**Dataset rows for apps and sites**:

>>>>>

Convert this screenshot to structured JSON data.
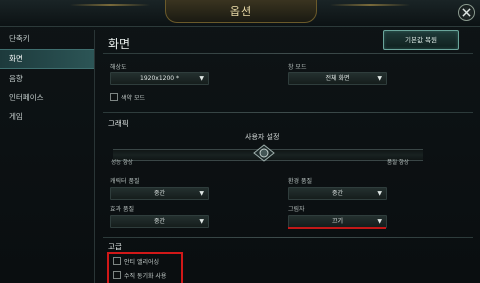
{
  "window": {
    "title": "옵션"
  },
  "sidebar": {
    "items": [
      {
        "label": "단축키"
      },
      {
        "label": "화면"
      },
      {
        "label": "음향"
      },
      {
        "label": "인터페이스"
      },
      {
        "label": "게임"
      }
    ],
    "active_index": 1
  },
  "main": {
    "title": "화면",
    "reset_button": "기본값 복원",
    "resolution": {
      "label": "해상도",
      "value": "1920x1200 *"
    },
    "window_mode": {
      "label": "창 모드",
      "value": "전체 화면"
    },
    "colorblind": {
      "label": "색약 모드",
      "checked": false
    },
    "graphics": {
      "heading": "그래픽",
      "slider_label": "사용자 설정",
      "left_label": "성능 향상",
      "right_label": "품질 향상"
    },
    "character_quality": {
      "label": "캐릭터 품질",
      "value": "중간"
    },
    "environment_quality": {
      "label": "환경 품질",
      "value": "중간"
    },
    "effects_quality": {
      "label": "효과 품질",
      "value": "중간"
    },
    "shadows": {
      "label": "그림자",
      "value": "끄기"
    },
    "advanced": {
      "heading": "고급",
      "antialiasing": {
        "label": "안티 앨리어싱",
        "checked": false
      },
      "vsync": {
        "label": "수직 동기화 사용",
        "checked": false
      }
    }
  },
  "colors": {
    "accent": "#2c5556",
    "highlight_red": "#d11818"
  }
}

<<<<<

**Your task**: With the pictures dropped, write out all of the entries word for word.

**Solved problem**:
Convert this screenshot to structured JSON data.
{
  "window": {
    "title": "옵션"
  },
  "sidebar": {
    "items": [
      {
        "label": "단축키"
      },
      {
        "label": "화면"
      },
      {
        "label": "음향"
      },
      {
        "label": "인터페이스"
      },
      {
        "label": "게임"
      }
    ],
    "active_index": 1
  },
  "main": {
    "title": "화면",
    "reset_button": "기본값 복원",
    "resolution": {
      "label": "해상도",
      "value": "1920x1200 *"
    },
    "window_mode": {
      "label": "창 모드",
      "value": "전체 화면"
    },
    "colorblind": {
      "label": "색약 모드",
      "checked": false
    },
    "graphics": {
      "heading": "그래픽",
      "slider_label": "사용자 설정",
      "left_label": "성능 향상",
      "right_label": "품질 향상"
    },
    "character_quality": {
      "label": "캐릭터 품질",
      "value": "중간"
    },
    "environment_quality": {
      "label": "환경 품질",
      "value": "중간"
    },
    "effects_quality": {
      "label": "효과 품질",
      "value": "중간"
    },
    "shadows": {
      "label": "그림자",
      "value": "끄기"
    },
    "advanced": {
      "heading": "고급",
      "antialiasing": {
        "label": "안티 앨리어싱",
        "checked": false
      },
      "vsync": {
        "label": "수직 동기화 사용",
        "checked": false
      }
    }
  },
  "colors": {
    "accent": "#2c5556",
    "highlight_red": "#d11818"
  }
}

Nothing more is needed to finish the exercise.